(Interface dataset entries)
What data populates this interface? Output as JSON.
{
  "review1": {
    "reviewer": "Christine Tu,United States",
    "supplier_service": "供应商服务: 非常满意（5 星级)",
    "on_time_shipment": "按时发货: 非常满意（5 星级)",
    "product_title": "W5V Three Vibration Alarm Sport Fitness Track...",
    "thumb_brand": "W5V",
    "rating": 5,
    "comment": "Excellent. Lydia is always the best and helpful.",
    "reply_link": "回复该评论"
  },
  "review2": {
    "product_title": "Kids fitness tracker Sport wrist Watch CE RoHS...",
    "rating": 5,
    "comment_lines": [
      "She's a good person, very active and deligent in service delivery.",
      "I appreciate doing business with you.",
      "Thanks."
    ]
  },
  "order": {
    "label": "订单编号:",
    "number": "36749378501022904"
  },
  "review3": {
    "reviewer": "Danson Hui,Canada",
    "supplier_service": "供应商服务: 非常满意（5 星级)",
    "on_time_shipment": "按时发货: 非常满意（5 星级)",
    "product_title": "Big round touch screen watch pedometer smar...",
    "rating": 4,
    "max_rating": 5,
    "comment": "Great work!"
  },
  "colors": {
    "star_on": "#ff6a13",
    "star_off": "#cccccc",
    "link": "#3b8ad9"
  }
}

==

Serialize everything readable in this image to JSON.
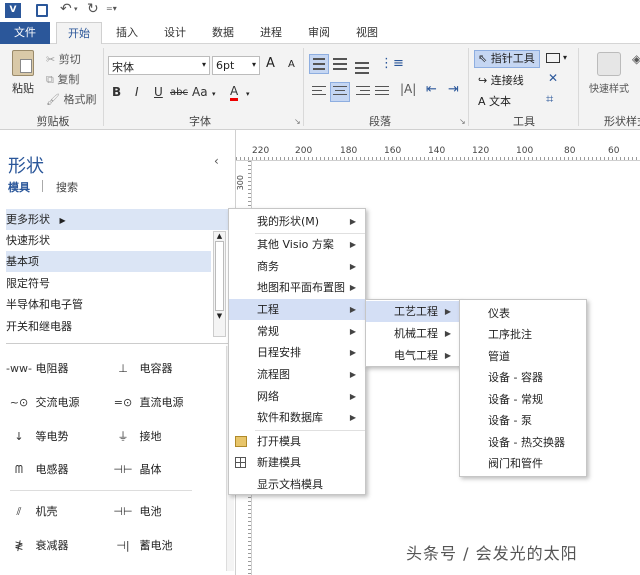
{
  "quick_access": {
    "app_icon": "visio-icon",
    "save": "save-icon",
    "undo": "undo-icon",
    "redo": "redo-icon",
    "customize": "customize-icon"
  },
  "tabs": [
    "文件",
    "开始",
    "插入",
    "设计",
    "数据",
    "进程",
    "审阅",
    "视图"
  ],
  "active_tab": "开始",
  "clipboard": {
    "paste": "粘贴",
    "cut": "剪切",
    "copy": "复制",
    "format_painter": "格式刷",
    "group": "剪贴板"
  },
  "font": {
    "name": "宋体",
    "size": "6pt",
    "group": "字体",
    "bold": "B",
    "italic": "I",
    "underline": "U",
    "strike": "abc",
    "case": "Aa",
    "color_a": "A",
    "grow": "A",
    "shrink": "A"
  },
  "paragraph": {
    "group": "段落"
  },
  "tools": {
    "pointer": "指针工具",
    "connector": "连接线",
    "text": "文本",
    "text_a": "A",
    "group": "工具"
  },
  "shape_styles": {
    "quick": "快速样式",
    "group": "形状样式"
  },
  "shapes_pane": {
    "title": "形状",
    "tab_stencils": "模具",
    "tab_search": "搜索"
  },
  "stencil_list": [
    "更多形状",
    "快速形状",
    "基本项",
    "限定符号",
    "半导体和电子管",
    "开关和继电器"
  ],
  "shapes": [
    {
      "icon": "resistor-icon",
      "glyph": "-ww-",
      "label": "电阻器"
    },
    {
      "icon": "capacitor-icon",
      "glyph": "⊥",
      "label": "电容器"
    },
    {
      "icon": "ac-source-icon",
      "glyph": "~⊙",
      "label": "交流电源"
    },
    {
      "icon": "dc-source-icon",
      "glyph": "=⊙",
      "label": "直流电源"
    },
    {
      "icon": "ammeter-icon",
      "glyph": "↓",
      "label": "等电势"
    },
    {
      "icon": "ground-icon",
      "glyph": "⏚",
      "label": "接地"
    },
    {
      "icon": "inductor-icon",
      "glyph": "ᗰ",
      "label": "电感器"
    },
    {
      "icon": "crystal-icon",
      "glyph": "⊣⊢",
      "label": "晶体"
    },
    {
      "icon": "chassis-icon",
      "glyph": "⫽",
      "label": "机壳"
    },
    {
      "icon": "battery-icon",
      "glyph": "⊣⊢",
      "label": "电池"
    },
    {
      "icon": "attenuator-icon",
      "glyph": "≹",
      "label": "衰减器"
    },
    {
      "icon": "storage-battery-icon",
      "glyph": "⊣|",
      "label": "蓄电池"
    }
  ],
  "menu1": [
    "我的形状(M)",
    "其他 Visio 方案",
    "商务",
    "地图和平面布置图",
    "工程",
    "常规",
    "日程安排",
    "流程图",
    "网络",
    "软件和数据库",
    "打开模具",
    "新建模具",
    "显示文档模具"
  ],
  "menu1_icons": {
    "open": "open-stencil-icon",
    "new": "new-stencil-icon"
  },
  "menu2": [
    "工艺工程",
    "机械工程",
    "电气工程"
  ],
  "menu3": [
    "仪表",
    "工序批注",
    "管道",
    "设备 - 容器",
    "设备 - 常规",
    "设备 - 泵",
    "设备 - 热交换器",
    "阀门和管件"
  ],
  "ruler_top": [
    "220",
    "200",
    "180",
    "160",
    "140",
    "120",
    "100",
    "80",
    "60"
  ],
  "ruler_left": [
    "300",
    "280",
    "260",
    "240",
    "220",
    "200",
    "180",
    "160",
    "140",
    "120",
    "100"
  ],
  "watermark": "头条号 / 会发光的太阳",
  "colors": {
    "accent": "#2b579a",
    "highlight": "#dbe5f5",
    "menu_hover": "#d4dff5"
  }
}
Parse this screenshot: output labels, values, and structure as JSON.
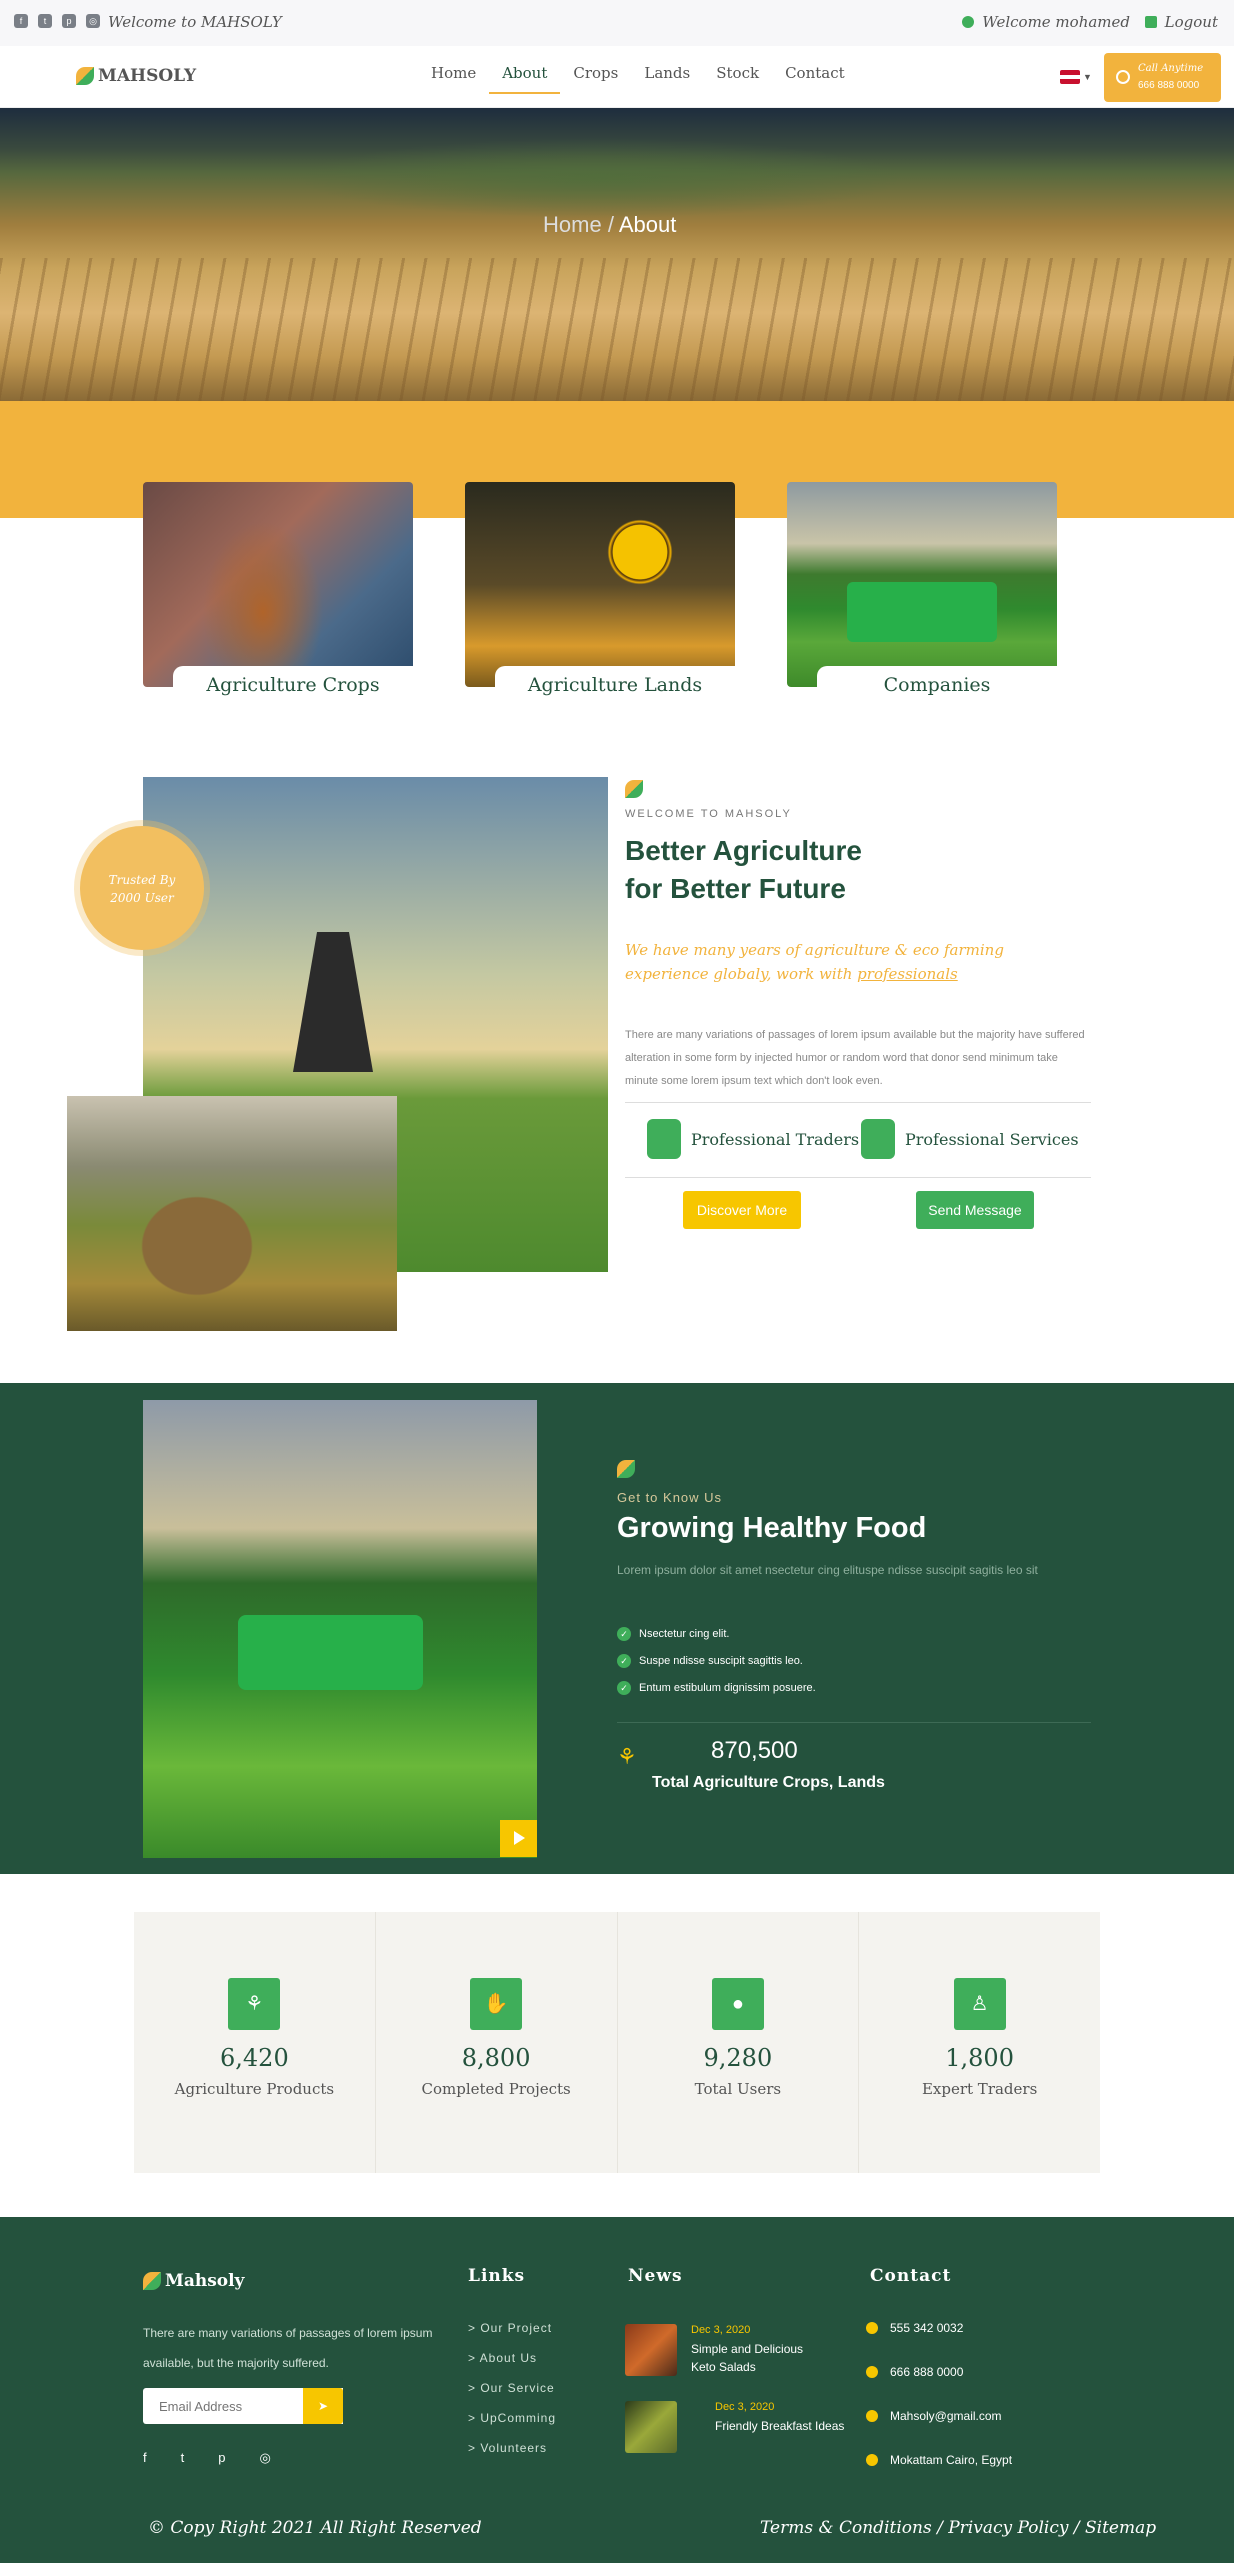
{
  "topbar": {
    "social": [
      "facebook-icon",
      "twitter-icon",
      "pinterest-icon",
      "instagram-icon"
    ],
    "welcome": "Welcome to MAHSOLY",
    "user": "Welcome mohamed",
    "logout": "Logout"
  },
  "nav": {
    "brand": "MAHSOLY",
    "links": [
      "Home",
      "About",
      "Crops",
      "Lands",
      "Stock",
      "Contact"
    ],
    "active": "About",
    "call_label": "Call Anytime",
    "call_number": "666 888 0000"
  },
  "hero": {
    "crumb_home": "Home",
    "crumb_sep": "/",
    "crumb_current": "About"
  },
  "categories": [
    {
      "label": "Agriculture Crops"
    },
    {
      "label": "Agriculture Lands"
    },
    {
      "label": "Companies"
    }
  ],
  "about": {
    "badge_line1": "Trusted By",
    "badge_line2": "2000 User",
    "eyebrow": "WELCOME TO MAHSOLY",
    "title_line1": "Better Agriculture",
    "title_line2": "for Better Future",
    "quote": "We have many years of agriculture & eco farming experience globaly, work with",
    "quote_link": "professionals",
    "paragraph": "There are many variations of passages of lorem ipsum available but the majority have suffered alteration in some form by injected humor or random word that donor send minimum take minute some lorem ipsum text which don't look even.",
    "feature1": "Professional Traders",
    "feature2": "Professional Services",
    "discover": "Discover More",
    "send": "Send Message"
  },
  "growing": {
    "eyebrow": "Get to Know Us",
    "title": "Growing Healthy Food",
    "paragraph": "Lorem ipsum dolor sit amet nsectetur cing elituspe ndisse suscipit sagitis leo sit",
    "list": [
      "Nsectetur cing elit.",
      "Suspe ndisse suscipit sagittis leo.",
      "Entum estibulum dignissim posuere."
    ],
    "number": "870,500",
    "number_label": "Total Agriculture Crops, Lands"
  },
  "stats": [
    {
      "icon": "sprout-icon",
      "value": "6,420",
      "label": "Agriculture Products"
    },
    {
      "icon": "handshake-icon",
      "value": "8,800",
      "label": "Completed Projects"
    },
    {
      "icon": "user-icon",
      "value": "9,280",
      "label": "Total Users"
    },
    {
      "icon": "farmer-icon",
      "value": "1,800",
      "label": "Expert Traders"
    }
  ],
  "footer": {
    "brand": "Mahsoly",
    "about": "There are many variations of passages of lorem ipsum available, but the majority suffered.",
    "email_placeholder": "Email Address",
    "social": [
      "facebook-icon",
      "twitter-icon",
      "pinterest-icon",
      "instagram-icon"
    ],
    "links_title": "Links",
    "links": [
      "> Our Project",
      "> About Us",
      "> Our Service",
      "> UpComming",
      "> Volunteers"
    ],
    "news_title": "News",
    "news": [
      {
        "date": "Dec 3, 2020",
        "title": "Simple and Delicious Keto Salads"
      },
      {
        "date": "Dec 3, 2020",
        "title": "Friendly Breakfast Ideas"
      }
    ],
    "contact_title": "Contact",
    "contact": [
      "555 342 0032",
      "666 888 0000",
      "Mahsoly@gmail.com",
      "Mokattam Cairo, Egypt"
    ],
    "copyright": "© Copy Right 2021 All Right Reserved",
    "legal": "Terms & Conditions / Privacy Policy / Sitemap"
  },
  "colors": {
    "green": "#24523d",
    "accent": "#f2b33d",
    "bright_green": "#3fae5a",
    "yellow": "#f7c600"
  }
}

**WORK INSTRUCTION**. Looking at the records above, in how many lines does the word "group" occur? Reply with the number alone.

**SOLVED PROBLEM**. 5